--- DATA TO PROCESS Enclosed Below ---

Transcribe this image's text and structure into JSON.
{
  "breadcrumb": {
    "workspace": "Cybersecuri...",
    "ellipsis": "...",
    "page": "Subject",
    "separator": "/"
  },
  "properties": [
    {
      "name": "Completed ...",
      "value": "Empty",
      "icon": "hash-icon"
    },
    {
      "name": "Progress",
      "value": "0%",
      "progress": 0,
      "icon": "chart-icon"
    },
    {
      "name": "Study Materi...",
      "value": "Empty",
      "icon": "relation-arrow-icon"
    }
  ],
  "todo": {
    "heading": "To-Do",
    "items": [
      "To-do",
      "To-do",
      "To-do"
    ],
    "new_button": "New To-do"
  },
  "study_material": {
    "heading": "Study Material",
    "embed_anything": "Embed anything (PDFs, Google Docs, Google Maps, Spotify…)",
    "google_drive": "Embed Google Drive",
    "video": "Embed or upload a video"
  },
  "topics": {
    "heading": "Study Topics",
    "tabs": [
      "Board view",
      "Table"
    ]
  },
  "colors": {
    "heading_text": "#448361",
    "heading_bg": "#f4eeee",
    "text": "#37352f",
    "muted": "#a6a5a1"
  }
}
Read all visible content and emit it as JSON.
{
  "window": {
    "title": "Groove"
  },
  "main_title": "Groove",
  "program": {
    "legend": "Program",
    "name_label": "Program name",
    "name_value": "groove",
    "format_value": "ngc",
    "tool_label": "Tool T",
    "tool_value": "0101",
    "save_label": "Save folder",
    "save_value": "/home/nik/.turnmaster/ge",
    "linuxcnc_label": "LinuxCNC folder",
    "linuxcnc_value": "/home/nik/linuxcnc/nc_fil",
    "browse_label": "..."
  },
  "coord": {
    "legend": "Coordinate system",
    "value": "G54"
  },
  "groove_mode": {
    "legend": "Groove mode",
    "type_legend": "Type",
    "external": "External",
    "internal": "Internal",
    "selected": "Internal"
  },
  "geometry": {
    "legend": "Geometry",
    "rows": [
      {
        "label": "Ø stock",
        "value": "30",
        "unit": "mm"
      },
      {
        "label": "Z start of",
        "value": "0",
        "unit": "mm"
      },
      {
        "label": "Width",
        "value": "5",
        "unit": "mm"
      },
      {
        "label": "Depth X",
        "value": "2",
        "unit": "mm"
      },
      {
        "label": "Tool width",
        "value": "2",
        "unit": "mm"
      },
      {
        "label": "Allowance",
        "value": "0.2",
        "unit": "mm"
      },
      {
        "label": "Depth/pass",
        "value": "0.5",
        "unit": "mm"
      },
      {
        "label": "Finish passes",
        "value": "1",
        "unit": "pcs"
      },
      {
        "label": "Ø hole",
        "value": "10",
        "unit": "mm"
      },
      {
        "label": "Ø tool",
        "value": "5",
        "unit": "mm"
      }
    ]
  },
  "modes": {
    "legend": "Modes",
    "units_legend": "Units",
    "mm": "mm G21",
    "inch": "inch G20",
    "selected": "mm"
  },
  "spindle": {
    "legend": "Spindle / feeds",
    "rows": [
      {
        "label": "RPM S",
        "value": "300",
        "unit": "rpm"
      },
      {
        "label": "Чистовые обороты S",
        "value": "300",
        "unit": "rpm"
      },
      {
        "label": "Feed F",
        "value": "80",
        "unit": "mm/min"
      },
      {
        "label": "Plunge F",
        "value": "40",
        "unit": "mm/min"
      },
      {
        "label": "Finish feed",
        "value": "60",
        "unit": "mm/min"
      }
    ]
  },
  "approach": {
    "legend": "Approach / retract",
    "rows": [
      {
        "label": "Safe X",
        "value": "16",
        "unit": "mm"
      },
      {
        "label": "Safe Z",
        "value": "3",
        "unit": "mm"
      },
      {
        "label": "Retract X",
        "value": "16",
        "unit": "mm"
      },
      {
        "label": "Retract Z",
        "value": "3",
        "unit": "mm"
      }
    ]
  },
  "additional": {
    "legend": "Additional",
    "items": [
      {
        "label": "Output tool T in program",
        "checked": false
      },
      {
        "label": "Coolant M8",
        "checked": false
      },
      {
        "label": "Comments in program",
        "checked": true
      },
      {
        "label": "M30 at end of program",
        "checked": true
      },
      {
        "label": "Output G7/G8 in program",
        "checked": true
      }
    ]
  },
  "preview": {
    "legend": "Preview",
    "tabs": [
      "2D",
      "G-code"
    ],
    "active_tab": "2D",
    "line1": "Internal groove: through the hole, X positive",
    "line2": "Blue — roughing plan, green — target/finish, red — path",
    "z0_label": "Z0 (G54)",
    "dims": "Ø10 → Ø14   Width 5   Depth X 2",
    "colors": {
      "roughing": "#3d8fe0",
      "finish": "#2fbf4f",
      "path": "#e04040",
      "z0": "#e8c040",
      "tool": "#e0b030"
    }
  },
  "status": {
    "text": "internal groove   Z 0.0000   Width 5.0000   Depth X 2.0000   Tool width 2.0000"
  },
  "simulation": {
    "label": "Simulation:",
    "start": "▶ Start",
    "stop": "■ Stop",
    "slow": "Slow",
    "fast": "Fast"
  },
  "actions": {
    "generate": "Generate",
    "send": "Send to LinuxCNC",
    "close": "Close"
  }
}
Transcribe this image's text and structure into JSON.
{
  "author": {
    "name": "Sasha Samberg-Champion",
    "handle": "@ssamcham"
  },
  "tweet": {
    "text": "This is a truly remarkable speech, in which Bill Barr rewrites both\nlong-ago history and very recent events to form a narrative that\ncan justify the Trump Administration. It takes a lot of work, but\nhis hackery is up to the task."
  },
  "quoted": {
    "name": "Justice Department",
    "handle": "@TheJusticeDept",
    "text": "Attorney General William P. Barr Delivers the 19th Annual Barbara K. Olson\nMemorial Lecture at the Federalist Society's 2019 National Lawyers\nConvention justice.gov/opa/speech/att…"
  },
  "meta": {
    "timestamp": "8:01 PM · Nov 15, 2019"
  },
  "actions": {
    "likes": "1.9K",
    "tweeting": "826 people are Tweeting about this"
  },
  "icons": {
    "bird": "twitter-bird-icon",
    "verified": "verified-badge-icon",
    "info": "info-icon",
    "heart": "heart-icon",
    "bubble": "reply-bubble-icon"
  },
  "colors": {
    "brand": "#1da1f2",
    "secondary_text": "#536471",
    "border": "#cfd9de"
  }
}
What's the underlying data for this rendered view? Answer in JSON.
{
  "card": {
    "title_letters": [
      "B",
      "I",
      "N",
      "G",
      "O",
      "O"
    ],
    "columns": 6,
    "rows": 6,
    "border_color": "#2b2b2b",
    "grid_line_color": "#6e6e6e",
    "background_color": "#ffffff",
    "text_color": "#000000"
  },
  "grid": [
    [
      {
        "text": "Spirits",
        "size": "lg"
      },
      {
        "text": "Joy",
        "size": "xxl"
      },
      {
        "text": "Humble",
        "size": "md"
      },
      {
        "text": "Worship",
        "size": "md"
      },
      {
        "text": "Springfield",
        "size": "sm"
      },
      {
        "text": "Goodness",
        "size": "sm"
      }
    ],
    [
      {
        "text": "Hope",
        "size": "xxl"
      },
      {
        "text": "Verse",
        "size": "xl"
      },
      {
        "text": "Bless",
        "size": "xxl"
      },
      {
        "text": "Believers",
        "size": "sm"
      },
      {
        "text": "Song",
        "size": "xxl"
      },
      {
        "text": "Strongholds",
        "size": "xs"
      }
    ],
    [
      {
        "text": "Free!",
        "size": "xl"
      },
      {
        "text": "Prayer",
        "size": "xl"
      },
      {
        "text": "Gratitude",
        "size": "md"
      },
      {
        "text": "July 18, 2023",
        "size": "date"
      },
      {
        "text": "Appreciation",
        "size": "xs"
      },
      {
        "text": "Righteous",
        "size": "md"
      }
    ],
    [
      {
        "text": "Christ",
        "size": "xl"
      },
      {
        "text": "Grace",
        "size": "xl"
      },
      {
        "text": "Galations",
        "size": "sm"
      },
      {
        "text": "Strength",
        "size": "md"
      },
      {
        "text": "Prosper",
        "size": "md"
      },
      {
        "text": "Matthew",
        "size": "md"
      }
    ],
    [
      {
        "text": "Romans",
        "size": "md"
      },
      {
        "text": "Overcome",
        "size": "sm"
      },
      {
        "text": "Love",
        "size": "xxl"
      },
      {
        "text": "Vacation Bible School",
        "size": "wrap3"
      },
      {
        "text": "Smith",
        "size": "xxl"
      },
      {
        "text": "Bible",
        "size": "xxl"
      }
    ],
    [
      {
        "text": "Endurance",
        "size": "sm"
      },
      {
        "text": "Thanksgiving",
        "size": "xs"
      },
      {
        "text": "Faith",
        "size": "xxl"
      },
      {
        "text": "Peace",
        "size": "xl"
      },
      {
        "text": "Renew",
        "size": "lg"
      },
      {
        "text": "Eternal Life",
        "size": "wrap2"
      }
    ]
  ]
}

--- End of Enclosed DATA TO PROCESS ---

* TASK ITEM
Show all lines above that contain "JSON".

* REPLY TO THE EXERCISE
Transcribe this image's text and structure into JSON.
Read all visible content and emit it as JSON.
Transcribe this image's text and structure into JSON.
What's the underlying data for this rendered view? Answer in JSON.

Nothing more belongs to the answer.